# [Work instructions]
Below are some records; print every one of them exactly.

# [Records shown]
::::::::::

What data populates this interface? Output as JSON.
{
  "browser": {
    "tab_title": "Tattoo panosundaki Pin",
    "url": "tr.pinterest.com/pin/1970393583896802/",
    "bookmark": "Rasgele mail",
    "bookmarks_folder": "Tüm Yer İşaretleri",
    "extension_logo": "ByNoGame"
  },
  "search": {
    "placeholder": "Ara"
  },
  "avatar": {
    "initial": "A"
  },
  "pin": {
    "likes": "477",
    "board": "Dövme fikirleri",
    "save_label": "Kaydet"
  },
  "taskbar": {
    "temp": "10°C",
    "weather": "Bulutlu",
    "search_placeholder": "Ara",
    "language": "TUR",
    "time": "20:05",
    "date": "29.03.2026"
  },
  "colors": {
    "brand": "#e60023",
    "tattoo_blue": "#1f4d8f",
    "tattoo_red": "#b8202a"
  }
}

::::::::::

# [Result of this exercise]
What data populates this interface? Output as JSON.
{
  "browser": {
    "tab_title": "Tattoo panosundaki Pin",
    "url": "tr.pinterest.com/pin/1970393583896802/",
    "bookmark": "Rasgele mail",
    "bookmarks_folder": "Tüm Yer İşaretleri",
    "extension_logo": "ByNoGame"
  },
  "search": {
    "placeholder": "Ara"
  },
  "avatar": {
    "initial": "A"
  },
  "pin": {
    "likes": "477",
    "board": "Dövme fikirleri",
    "save_label": "Kaydet"
  },
  "taskbar": {
    "temp": "10°C",
    "weather": "Bulutlu",
    "search_placeholder": "Ara",
    "language": "TUR",
    "time": "20:05",
    "date": "29.03.2026"
  },
  "colors": {
    "brand": "#e60023",
    "tattoo_blue": "#1f4d8f",
    "tattoo_red": "#b8202a"
  }
}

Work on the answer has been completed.